 marcoMarco Boella (Panelist): Marco Boella is Chief Executive Officer of Lemoptix and is in charge of the overall strategy and development of the company. Prior to co-founding Lemoptix, Marco held several leadership positions in sales, marketing and general management within global corporations, such as HP and Nokia, as well as IT, telecommunications and software start-ups, such as Solid Information Technology (acquired by IBM), CNET Channel, Inforay and Applic8. In addition to his wide industry experience, he has a very strong track record in developing new businesses from scratch, leading geographically dispersed teams and driving business growth across multi-country regions. Marco holds an M.Sc in Mechanical Engineering and Computer Science from the University of Technology, Helsinki, Finland.

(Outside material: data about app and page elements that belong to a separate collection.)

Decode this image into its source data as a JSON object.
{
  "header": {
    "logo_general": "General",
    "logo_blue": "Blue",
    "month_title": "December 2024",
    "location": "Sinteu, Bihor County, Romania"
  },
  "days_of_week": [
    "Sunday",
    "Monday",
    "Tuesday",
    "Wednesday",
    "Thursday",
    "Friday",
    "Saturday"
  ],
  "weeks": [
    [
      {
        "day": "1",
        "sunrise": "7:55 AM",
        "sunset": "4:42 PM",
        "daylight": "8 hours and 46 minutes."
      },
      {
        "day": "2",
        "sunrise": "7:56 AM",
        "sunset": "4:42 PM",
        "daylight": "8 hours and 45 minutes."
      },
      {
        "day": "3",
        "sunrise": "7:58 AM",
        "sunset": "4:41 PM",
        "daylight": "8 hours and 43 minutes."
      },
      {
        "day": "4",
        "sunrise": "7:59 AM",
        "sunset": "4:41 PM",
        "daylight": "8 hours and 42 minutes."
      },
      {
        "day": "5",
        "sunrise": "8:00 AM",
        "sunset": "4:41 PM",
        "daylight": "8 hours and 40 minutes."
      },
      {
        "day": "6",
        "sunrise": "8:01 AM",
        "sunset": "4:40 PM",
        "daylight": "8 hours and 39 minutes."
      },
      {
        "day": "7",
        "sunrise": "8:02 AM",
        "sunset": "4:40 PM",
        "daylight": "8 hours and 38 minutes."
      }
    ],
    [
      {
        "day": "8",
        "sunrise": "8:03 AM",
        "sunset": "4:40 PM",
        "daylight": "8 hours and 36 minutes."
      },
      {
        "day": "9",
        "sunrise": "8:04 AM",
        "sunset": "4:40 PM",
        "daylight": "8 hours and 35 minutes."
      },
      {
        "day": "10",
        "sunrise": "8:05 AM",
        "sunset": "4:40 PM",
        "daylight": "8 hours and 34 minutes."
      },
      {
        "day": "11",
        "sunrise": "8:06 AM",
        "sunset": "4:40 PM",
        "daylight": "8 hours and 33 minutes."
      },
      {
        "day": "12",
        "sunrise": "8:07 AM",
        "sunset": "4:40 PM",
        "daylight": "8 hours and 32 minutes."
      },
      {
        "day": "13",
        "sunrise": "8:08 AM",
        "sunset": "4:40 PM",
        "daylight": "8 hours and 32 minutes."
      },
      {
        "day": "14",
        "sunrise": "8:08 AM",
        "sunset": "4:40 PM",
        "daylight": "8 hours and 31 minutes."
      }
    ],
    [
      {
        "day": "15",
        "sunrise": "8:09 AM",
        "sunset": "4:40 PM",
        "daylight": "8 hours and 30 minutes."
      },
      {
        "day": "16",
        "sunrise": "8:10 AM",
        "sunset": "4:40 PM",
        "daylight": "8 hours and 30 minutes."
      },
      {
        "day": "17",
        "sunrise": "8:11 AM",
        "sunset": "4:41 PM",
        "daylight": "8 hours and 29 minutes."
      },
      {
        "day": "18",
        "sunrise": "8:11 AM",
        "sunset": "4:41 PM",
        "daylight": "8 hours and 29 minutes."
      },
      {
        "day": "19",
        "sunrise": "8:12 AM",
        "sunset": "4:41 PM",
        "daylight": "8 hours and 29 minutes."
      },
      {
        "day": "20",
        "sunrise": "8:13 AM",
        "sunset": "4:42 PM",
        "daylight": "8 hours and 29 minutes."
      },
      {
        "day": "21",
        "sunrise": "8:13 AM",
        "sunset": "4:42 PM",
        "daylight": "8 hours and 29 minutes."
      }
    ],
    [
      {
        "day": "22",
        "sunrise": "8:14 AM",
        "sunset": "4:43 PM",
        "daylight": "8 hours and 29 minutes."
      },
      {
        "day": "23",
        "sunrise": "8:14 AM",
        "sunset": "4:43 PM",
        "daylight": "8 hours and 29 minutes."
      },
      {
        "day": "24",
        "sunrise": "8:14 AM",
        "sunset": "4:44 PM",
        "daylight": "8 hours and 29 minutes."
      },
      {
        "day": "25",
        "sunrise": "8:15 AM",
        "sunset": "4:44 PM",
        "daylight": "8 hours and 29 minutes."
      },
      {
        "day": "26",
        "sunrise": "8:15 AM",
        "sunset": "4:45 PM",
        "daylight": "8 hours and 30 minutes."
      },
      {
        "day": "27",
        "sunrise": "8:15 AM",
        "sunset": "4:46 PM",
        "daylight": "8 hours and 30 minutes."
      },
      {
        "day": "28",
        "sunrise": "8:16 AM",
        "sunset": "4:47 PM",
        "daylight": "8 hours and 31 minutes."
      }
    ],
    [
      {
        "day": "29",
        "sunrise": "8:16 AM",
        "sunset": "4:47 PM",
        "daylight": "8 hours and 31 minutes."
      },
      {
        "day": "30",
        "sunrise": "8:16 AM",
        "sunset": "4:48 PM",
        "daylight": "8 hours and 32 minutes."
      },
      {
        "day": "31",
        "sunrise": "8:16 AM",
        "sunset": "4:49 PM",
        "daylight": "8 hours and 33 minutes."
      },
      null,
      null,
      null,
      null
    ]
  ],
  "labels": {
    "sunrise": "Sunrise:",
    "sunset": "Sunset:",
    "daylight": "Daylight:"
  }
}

 martinMartin Velasco (Panelist): Martin Velasco is considered a leading European “Business Angel” by the Wall Street Journal and one of the leaders of European change by Business Week. He serves on the Board of several high-tech companies such as Anecova, ART – In Vivo Fertilization, Sumerian, IT Analytics, Cocomore, Digital Communications Agency & IT Services and Aridhia, Health Informatics. Martin is the Founder and Chairman of Infantia Foundation, a philanthropic organization aiding children in the developing world. He is member of the Board of BlueOrchard, the leading private microfinance investment advisory company; Vice President of the Board of the Foundation EPFL+ and Vice Chairman of the European Tech Tour Association.

 Claude Floriclauden (Introduction): Claude Florin is President of A3 Angels, a business angel club at the Swiss Federal Institute of Technology providing seed investment. He is a partner at Venture Concept focusing on international business development and investment advisory. He is a member of the Swiss Commission for Technology and Innovation program for start-ups program. Previously, he held management positions at Hewlett-Packard‘s Communications and Media Solutions and HP’s Medical Products Group (now Philips Healthcare). He has led 6 technology business unit launches growing annual sales from $10M to 100M and established ventures in telecoms (Alcatel, Cisco, HP, Ericsson, Nokia Siemens Networks, NEC) and MedTech (Bayer, General Electric, Philips, Siemens). Claude has an MSEE degree in Electrical Engineering from EPFL and executive education certificates from IMD and Harvard Business School on managing innovation and venture capital investments.

 Kelly Richdale (Moderator): Kelly is VP Marketing & Sales for ID Quantique, a Geneva-based company specializkellying in quantum cryptography and network encryption for financial institutions, enterprises and governments. She is a serial entrepreneur, having founded a television production company in Russia in 1994 and co-founded A4Vision specializing in 3D facial recognition in 2000. During her time at A4Vision she participated in fund raising from both angel investors and VCs, as well as in the acquisition of A4Vision by Bioscrypt in 2007. In 2008 Bioscrypt was acquired by L1 Identity Solutions. She holds an MBA from INSEAD (Fontainebleau) and a degree in modern languages (Russian & German) from Cambridge University.

Colphotoin Turner (Next Steps): Colin has 20 years of experience in venture capital, operations, fund-raising and as legal counsel. While at Inventages, the “Nestle Fund” (Geneva, Switzerland), Intel Capital (Swindon, UK, Silicon Valley, USA and Munich, Germany) and Motorola (London, UK and Chicago, USA) Colin worked across 5 continents on over 200 investments, acquisitions, listings and divestments in companies operating in high-tech, health-care and bio-technology. Colin earned an MBA from INSEAD and qualified as a lawyer in the United Kingdom.


IMG_4987 IMG_4996 IMG_5027 IMG_5044 IMG_5071 IMG_5073 IMG_5082 IMG_5107 IMG_5142 IMG_5229 IMG_5314 IMG_5468Joint Event INSEAD-EPFL, UBS Acacias Geneva, 9/4/13